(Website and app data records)
= = =
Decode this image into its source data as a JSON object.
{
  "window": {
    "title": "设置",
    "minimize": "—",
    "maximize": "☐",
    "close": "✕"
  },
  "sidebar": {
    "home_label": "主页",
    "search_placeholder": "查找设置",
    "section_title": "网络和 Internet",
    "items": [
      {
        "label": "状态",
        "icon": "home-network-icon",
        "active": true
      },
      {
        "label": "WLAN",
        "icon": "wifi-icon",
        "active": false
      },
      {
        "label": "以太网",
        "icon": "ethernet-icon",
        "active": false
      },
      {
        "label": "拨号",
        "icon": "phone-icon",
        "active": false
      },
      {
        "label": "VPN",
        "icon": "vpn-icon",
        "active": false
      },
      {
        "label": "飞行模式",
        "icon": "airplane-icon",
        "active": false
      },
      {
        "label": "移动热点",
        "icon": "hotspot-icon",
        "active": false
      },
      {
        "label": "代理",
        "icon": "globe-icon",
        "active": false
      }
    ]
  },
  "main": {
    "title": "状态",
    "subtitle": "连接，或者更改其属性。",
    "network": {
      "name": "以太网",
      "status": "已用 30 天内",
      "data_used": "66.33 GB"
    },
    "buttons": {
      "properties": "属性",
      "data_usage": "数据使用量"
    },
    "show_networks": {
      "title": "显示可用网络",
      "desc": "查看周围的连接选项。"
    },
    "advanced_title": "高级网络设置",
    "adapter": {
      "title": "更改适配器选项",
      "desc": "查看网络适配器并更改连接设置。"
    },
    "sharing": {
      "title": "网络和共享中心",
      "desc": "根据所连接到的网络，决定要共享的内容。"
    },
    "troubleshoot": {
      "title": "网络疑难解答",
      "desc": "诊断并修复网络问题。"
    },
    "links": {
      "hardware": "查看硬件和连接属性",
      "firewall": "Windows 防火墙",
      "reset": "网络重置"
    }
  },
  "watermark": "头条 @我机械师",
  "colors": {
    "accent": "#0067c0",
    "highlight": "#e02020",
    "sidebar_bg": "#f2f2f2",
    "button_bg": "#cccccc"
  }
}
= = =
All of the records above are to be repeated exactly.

Decode this image into its source data as a JSON object.
{
  "window": {
    "title": "设置",
    "minimize": "—",
    "maximize": "☐",
    "close": "✕"
  },
  "sidebar": {
    "home_label": "主页",
    "search_placeholder": "查找设置",
    "section_title": "网络和 Internet",
    "items": [
      {
        "label": "状态",
        "icon": "home-network-icon",
        "active": true
      },
      {
        "label": "WLAN",
        "icon": "wifi-icon",
        "active": false
      },
      {
        "label": "以太网",
        "icon": "ethernet-icon",
        "active": false
      },
      {
        "label": "拨号",
        "icon": "phone-icon",
        "active": false
      },
      {
        "label": "VPN",
        "icon": "vpn-icon",
        "active": false
      },
      {
        "label": "飞行模式",
        "icon": "airplane-icon",
        "active": false
      },
      {
        "label": "移动热点",
        "icon": "hotspot-icon",
        "active": false
      },
      {
        "label": "代理",
        "icon": "globe-icon",
        "active": false
      }
    ]
  },
  "main": {
    "title": "状态",
    "subtitle": "连接，或者更改其属性。",
    "network": {
      "name": "以太网",
      "status": "已用 30 天内",
      "data_used": "66.33 GB"
    },
    "buttons": {
      "properties": "属性",
      "data_usage": "数据使用量"
    },
    "show_networks": {
      "title": "显示可用网络",
      "desc": "查看周围的连接选项。"
    },
    "advanced_title": "高级网络设置",
    "adapter": {
      "title": "更改适配器选项",
      "desc": "查看网络适配器并更改连接设置。"
    },
    "sharing": {
      "title": "网络和共享中心",
      "desc": "根据所连接到的网络，决定要共享的内容。"
    },
    "troubleshoot": {
      "title": "网络疑难解答",
      "desc": "诊断并修复网络问题。"
    },
    "links": {
      "hardware": "查看硬件和连接属性",
      "firewall": "Windows 防火墙",
      "reset": "网络重置"
    }
  },
  "watermark": "头条 @我机械师",
  "colors": {
    "accent": "#0067c0",
    "highlight": "#e02020",
    "sidebar_bg": "#f2f2f2",
    "button_bg": "#cccccc"
  }
}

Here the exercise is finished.